See, this is the leftist game. Someone raises a legitimate question about whether people with health insurance will see a negative tradeoff post-Obamacare, and the leftist attempts to smear the person with only caring about what affects him. Simply for raising the issue.

It is a legitimate question whether the people with insurance will see a negative tradeoff after Obamacare. And I don't agree that the focus should be on the needs of the people who WEREN'T paying rather than the people who WERE. The people who weren't paying were getting a floor of services anyway. They were getting more than what they put in.

Just because you dress it up as "health care, omigod, this is health care, man!" doesn't mean that it is any different from your typical m.o. of wealth redistribution. And as we saw, despite the focus on "people need these operations to survive!!!", liberals also thought it was horrible if a person who got such an operation had to be forced into bankruptcy because of it.



   9398. Swoboda is freedom Posted: November 21, 2012 at 12:16 PM (#4307448)
Who plays Salome?

Nancy Pelosi?
   9399. Mark Donelson Posted: November 21, 2012 at 12:19 PM (#4307450)
Who plays Salome?


Paula Broadwell... or maybe Jill Kelley...


I was kinda thinking Donald Trump, myself. (Nontraditional casting, you know?)
   9400. Gonfalon Bubble Posted: November 21, 2012 at 12:22 PM (#4307456)
2012 incumbent reelection rate: 97%

A microcosm of everything wrong with American society in one statistic.


Bonus: It's only the third-highest incumbent House reelection rate in the last four Presidential cycles.

Re: #9347--
Primary losses are typically not included in these incumbency stats, just Election Day results. (This includes the above.) Whether earlier defeats in internecine battles should be added in with being beaten by the opposition in November is a matter of philosophy. It would be interesting to see the same kind of statistics over time for primary challenges.
Page 94 of 114 pages ‹ First  < 89 90 91 92 93 94 95 96 97 98 99 >  Last ›

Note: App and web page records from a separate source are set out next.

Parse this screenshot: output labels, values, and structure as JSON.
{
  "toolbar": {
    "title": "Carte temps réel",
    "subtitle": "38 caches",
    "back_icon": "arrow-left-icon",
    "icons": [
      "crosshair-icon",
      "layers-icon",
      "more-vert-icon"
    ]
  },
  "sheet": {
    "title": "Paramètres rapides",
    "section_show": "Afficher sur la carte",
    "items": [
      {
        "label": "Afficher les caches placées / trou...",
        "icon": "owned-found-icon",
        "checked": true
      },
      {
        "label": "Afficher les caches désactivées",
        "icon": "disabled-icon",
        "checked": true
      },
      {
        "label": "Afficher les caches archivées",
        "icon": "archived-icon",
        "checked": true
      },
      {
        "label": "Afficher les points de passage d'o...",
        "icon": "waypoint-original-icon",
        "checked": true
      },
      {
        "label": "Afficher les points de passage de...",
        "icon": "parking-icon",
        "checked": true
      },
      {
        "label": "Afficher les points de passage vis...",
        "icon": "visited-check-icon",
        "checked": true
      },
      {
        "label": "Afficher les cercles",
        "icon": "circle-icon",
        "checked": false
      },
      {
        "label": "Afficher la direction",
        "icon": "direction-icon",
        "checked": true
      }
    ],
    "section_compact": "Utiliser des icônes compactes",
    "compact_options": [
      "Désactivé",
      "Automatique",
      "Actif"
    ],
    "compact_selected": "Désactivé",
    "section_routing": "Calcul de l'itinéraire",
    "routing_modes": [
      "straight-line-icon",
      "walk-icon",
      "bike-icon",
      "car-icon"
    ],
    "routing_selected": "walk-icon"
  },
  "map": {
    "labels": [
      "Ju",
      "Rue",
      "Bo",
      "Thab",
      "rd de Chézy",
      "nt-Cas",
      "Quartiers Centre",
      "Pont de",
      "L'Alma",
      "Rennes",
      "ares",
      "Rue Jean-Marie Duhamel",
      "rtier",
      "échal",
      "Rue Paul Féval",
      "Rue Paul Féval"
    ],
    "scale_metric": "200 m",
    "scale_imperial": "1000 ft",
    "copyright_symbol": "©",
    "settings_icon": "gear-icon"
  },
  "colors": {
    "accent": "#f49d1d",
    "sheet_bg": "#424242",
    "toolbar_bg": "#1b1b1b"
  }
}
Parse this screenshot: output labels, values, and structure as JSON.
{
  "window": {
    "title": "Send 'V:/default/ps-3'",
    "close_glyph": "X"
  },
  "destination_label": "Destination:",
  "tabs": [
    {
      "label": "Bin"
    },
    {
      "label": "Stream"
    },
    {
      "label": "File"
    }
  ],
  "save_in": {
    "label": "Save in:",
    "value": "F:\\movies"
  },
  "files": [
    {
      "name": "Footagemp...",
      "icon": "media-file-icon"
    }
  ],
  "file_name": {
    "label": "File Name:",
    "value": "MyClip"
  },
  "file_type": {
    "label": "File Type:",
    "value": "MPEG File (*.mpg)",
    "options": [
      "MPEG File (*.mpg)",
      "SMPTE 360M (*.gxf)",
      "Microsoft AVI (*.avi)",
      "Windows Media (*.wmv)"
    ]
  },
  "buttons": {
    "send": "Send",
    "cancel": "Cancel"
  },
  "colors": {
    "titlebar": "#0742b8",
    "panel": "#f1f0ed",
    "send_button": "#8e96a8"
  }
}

You must be Registered and Logged In to post comments.

 

 

<< Back to main

BBTF Partner

Support BBTF

donate

Thanks to
BDC
for his generous support.

Bookmarks

You must be logged in to view your Bookmarks.

Hot Topics

NewsblogABC News: ‘Capital Games’: How Congress Saved the Baseball Hall of Fame
(19 - 12:54pm, Jul 29)
Last: Booey

NewsblogPrimer Dugout (and link of the day) 7-29-2014
(27 - 12:53pm, Jul 29)
Last: DKDC

NewsblogGossage on Bonds, McGwire Hall hopes: ‘Are you f–king kidding?’
(147 - 12:50pm, Jul 29)
Last: Gonfalon Bubble

NewsblogOTP - July 2014: Republicans Lose To Democrats For Sixth Straight Year In Congressional Baseball Game
(3459 - 12:49pm, Jul 29)
Last: Shredder

NewsblogOT: The Soccer Thread July, 2014
(496 - 12:49pm, Jul 29)
Last: Swedish Chef

NewsblogBarney + cash to Dodgers for PTBNL
(27 - 12:47pm, Jul 29)
Last: Der-K and the statistical werewolves.

NewsblogTrader Jack? As Seattle's GM struggles to complete deals, some rival executives wonder | FOX Sports
(2 - 12:44pm, Jul 29)
Last: McCoy

NewsblogFull Count » Tim Kurkjian on MFB: ‘I’m going to say that Jon Lester is not going to be traded’
(11 - 12:44pm, Jul 29)
Last: snapper (history's 42nd greatest monster)

NewsblogMelky Cabrera smashed a windshield with a homer
(7 - 12:43pm, Jul 29)
Last: Joey B.: posting for the kids of northeast Ohio

NewsblogFormer OF Jason Lane takes loss in first start
(37 - 12:40pm, Jul 29)
Last: BDC

NewsblogO'Connor: Tulo looks more A-Rod than Jeter
(32 - 12:30pm, Jul 29)
Last: Nasty Nate

NewsblogDmitri Young explains his amazing weight loss
(35 - 11:40am, Jul 29)
Last: JJ1986

NewsblogHall of Fame Announces Changes to Voting Process for Recently Retired Players, Effective Immediately
(108 - 11:22am, Jul 29)
Last: Ray (RDP)

NewsblogDeadspin: David Ortiz Pissed Off the Rays Again
(56 - 10:39am, Jul 29)
Last: Fancy Pants Handles lap changes with class

Hall of MeritMost Meritorious Player: 1957 Discussion
(8 - 10:28am, Jul 29)
Last: DL from MN

Page rendered in 0.9580 seconds
52 querie(s) executed